One might think that Hezekiah need not encourage others to come and celebrate, rationalizing that as long as he was personally celebrating and worshipping God, it would be “good enough.” But it was not good enough for Hezekiah. He understood that the meaning of Passover was not only to redeem Israel, but to reach out to others so they could be redeemed as well (see Ex. 12:4). At the time of the first Passover, Israel reached out to their Egyptian neighbors, and ultimately there was a “mixed multitude” – not just Hebrews – who left Egypt (Ex. 12:38). Because the Lamb of redemption is always greater than your needs, you can share and reach out with the same grace you have received. Even then, redemption was to the Jew first, but not to the Jew only!
Hezekiah understood the teaching in Scripture that all believers should encourage others to follow the Lord. This spiritual insight became a biblical mandate in the New Covenant: “Go into all the world...” (Matt. 28:18-20). Here we see pictured the kind of service we all need to be living out. The feast of Passover is a yearly reminder to be reaching out to others with an invitation to come to the Lord, celebrate redemption, and rejoice in the Lamb of God. Those who reach out share in the heart of God who desires “all to come to repentance” (2 Pet. 3:9). Believers who do not reach out will eventually dry up spiritually. A hidden faith is not a fruitful faith. The truth is, the more you give your faith away, the more you have!
In one year’s time, a congregation can grow to twice its size. How? It’s simple really: each one reach one. If each believer brought just one person to know Messiah and be part of his congregation, then that congregation’s attendance would soon double. Growth like this is important, not merely for things to get bigger. Rather, just as in Hezekiah’s day, the Lord is always worthy of the praise of many!
The response to Hezekiah’s gracious invitation had mixed reviews.
Many who did not believe mocked and laughed at such an invitation (30:10), but the humble repented and found salvation in the Lamb (30:11). The repentant of Judah found unity “by the hand of God… and great joy” (30:12, 21).

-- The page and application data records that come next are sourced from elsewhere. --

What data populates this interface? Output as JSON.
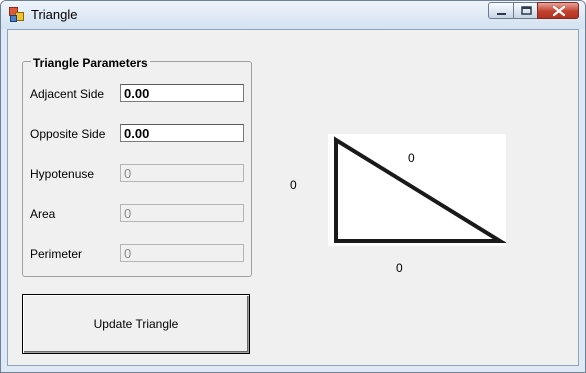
{
  "window": {
    "title": "Triangle"
  },
  "group": {
    "title": "Triangle Parameters"
  },
  "fields": {
    "adjacent": {
      "label": "Adjacent Side",
      "value": "0.00"
    },
    "opposite": {
      "label": "Opposite Side",
      "value": "0.00"
    },
    "hypotenuse": {
      "label": "Hypotenuse",
      "value": "0"
    },
    "area": {
      "label": "Area",
      "value": "0"
    },
    "perimeter": {
      "label": "Perimeter",
      "value": "0"
    }
  },
  "update_button": {
    "label": "Update Triangle"
  },
  "triangle": {
    "hypotenuse_label": "0",
    "opposite_label": "0",
    "adjacent_label": "0"
  },
  "icons": [
    "app-icon",
    "minimize-icon",
    "maximize-icon",
    "close-icon"
  ]
}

So don’t let the nay-sayers keep you from the “great joy” the Lord has for you; reach out instead! For Scripture assures us that there is a remnant of Jewish people prepared even now to humble themselves and come to the Lamb of God (Rom. 11:5-6). During Passover season, and all year round, let’s invite our Jewish friends, and all our friends who don’t yet know the Lord, to hear the Good News of Yeshua.